Construction began in March 2003 with the erection of hoardings around the site allowing clearance work to commence and the construction of a tower crane. The concrete core then began to rise and reached a considerable height before the construction of the concrete floor panels began. The transportation of materials to the higher levels were done using a lift attached to the middle of the curved frontage. That area was intended to be used as a staircase in the case of an emergency. The building topped out in April 2005.
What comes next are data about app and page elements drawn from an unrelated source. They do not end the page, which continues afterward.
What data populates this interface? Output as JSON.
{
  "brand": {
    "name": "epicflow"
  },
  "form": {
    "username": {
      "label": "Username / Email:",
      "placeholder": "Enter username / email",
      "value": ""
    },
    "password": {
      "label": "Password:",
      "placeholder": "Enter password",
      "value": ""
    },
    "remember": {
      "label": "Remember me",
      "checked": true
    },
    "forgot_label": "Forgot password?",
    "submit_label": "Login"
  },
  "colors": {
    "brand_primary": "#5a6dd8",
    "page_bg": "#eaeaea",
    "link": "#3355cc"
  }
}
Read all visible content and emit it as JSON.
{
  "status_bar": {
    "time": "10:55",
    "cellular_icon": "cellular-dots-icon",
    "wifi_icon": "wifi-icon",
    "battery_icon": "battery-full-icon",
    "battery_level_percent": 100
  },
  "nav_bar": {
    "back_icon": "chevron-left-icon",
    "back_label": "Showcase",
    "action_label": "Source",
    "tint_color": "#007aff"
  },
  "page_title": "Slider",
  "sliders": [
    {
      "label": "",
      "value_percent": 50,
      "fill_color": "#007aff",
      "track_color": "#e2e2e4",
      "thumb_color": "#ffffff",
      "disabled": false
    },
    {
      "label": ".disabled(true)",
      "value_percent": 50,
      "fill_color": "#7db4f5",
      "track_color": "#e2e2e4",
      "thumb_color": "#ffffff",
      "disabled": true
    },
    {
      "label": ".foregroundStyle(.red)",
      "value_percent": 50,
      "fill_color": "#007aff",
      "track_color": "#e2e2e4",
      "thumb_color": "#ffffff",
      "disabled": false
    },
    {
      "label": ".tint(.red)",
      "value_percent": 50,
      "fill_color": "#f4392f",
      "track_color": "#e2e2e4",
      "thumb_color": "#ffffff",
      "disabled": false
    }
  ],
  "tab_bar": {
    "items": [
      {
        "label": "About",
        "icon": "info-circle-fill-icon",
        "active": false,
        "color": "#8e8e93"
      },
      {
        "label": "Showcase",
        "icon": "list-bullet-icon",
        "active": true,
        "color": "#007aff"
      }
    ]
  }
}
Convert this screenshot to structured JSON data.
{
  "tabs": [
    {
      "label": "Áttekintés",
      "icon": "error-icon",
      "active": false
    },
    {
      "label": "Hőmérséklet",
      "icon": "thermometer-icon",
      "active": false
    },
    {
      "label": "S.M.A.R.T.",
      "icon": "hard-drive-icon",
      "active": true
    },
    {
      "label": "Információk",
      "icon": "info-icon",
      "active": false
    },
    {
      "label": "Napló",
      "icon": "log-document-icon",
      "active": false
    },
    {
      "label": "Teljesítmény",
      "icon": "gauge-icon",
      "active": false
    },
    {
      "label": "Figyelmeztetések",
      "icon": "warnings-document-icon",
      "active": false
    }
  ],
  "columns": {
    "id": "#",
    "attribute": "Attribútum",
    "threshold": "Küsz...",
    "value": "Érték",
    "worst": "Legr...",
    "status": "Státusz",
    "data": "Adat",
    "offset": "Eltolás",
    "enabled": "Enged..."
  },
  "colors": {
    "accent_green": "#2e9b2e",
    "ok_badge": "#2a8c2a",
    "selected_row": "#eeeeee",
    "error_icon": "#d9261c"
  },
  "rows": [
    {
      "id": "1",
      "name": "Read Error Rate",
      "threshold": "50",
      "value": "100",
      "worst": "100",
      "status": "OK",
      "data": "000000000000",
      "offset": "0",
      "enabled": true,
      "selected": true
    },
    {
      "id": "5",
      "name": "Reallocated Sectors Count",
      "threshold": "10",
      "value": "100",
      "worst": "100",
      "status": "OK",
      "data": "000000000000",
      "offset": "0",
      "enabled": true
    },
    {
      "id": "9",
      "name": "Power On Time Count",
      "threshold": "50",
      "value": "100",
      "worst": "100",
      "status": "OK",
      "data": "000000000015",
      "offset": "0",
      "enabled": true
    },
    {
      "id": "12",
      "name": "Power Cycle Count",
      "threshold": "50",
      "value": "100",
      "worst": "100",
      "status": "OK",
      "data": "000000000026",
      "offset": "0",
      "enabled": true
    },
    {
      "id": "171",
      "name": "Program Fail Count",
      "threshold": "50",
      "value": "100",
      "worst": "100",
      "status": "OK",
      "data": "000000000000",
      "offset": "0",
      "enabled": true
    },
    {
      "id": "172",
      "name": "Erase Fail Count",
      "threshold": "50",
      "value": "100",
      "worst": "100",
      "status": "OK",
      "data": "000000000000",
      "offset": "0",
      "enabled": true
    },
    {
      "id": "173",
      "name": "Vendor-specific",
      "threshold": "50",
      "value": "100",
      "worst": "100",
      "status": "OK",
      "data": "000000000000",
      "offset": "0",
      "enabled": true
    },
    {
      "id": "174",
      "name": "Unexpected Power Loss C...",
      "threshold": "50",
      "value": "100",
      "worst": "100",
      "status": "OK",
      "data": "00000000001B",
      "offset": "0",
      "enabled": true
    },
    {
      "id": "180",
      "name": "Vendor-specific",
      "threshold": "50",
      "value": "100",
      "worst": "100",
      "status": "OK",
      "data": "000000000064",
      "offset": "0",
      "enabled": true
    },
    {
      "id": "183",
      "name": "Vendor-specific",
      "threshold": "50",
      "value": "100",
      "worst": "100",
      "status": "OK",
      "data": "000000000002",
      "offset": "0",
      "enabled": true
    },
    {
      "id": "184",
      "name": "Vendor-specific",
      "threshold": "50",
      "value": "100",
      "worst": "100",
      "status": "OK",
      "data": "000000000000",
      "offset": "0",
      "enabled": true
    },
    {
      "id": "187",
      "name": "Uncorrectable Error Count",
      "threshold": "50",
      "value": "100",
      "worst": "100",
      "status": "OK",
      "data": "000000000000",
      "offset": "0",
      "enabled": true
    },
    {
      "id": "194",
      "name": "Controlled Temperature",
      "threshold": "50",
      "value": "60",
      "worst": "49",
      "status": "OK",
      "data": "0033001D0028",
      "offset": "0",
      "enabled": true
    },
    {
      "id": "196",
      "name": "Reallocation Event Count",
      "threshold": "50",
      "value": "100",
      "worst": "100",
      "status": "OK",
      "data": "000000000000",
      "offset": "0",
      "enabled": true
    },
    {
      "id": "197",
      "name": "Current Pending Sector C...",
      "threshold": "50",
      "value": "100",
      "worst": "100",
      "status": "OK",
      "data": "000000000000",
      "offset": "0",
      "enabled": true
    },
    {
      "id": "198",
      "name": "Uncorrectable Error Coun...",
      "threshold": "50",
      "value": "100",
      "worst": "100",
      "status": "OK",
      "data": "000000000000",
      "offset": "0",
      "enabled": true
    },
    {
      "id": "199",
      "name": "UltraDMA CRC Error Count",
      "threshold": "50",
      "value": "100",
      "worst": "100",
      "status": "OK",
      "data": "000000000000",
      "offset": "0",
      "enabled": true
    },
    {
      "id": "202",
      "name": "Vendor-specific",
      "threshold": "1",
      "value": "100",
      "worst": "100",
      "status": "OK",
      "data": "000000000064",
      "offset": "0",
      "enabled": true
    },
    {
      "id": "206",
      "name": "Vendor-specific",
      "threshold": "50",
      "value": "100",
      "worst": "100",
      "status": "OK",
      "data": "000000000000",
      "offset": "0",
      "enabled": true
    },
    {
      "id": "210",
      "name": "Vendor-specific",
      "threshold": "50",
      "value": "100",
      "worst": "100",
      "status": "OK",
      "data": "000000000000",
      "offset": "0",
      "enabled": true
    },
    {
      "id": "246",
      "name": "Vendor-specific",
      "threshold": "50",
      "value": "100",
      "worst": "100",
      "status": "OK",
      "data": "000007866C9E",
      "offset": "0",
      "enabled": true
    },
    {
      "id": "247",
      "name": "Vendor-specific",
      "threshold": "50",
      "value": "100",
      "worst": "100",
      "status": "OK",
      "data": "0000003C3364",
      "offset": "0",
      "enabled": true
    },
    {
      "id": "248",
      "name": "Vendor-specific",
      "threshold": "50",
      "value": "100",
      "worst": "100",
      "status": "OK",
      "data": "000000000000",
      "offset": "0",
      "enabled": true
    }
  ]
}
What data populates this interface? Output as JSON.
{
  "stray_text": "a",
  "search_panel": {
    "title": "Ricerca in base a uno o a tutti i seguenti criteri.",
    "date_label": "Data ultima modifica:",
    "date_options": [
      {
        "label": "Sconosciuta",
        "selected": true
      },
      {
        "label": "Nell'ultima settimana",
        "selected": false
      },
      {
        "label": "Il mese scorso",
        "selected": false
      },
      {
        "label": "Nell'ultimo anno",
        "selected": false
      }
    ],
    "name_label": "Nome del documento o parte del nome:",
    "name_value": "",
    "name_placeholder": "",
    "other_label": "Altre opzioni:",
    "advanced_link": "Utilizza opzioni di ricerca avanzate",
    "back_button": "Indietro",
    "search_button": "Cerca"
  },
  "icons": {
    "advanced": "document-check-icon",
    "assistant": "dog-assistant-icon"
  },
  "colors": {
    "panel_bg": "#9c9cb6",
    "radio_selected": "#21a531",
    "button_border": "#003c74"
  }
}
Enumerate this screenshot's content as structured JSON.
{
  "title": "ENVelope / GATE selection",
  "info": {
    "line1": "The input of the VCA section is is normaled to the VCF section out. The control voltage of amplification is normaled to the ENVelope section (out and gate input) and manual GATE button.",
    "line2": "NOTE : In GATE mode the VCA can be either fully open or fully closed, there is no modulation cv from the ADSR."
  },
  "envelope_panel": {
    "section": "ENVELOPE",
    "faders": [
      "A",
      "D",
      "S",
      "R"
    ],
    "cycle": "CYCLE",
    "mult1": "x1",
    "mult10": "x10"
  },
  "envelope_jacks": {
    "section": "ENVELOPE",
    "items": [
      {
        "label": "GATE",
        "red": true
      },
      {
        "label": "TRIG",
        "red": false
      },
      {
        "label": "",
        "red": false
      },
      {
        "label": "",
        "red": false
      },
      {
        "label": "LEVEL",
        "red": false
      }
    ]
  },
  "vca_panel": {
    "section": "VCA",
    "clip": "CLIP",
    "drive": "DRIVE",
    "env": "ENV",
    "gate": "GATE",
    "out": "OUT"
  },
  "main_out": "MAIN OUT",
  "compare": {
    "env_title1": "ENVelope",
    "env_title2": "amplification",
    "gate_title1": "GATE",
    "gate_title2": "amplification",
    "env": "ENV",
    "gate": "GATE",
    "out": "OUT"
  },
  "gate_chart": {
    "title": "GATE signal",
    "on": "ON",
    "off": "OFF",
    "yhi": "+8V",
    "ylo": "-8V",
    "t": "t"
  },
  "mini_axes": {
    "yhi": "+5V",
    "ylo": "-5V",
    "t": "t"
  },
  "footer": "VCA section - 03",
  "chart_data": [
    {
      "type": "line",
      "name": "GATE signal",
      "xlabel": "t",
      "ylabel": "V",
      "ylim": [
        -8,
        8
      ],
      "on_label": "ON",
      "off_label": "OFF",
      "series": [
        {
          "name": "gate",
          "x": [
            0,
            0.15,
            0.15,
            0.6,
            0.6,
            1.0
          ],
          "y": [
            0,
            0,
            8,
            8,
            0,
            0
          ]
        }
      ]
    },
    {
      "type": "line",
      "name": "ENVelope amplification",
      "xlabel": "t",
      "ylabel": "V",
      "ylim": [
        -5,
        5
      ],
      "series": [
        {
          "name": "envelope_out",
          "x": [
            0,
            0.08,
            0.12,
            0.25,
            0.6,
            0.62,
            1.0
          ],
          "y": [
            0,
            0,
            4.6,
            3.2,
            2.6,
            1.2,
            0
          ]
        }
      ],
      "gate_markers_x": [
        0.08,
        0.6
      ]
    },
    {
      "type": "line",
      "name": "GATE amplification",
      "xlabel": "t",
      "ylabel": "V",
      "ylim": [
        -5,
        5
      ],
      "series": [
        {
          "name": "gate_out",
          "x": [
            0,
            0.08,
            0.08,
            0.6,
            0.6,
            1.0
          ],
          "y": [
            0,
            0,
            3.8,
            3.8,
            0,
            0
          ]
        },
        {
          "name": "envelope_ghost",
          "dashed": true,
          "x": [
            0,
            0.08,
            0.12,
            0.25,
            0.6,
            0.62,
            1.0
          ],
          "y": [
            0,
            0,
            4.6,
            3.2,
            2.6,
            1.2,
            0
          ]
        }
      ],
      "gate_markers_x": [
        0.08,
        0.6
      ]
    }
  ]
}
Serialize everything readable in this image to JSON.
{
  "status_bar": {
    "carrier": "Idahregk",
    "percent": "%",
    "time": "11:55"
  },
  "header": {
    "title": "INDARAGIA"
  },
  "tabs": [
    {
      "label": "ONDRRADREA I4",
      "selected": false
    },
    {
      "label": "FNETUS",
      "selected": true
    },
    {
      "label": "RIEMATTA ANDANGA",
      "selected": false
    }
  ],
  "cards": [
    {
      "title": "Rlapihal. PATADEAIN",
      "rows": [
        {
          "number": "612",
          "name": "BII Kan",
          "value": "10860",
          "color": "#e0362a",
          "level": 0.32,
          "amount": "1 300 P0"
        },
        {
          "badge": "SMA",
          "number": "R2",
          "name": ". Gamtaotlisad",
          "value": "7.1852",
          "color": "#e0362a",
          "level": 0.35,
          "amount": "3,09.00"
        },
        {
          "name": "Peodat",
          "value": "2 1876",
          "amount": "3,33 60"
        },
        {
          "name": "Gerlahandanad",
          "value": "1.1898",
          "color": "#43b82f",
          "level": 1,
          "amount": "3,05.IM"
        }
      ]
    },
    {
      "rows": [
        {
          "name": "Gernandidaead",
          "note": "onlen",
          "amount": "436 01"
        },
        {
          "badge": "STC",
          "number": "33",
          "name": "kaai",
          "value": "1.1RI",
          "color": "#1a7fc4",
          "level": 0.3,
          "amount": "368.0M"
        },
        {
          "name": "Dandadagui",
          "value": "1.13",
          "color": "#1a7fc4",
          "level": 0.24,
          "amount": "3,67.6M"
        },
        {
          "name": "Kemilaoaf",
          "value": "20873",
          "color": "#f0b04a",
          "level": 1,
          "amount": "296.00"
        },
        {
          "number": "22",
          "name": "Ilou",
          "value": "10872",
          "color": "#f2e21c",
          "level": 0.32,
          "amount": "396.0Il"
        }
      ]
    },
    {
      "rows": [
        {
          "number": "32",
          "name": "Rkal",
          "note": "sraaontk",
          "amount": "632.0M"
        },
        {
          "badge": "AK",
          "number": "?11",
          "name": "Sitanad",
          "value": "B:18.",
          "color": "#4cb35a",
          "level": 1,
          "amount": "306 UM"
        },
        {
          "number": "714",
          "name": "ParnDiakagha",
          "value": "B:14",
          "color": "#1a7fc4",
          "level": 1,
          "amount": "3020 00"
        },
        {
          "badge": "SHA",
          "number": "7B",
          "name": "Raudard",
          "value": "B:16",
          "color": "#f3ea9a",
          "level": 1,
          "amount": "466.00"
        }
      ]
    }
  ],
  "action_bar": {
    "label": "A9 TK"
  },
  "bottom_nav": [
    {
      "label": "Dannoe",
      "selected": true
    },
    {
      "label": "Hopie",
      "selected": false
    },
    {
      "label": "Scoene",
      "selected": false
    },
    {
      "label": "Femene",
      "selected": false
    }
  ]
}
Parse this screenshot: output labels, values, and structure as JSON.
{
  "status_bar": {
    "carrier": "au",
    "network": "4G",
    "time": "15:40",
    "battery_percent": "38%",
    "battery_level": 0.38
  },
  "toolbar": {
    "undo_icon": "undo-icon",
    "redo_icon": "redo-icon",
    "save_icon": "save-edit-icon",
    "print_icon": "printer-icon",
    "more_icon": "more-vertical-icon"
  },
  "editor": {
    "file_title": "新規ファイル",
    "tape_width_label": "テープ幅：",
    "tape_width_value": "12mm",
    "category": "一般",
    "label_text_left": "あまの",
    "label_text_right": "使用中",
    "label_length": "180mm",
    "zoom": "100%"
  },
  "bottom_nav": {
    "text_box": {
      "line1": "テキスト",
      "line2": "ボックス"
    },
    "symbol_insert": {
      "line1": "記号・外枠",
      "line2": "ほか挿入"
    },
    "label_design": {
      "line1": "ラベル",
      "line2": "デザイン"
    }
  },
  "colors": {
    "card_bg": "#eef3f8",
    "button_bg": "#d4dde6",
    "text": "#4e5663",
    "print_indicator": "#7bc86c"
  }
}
The construction of the building encountered several problems. Not far into the construction of the lift shaft, a piece of scaffolding became dislodged and fell to the ground causing traffic delays around Holloway Circus which subsequently resulted in widespread disruption in the city centre. On 24 November 2005, 5 pieces of cladding from the higher levels on the sides became detached from the building and fell to the ground. No injuries were caused, however fear of more panels falling off caused nearby roads to be closed for an entire weekend, until the site could be declared safe by inspectors. Clips were later installed to secure the panels, and as of mid-2006, work was underway to permanently secure the panels in place using new clips. The securing of the panels was completed in late-August 2006. The Beetham Corporation could now face legal action due to the structure causing road closures and subsequent congestion. Excluding the problems with the panel clips, construction of the floors took ten months. Concrete was the primary material in the construction of the structure.
The Beetham Organisation again faced legal action over claims by people who signed contracts to buy flats before the tower was completed that the flats they received did not match those described in the sales literature.
As a result of technical problems within the underground car park, resident's cars were trapped for three days. Cars are placed on a platform and are taken into a space by a computer when the owner's card is swiped, however, glitches meant that people who had purchased spaces within the park either could not get access to their cars or were unable to enter the car park in their vehicles.
10 Holloway Circus faced yet more problems when, on 8 July 2007, a glass panel shattered and sent pieces raining 60 feet (18 m) onto the ground. The 6 ft (1.8 m) by 3 ft (0.91 m) panel on the eighth floor of Beetham Tower is believed to have shattered due to a build up of chemical compounds inside the glass. Splinters fell onto the car park roof and Smallbrook Queensway at about 6.30 am. It was the third safety incident at the tower in three years.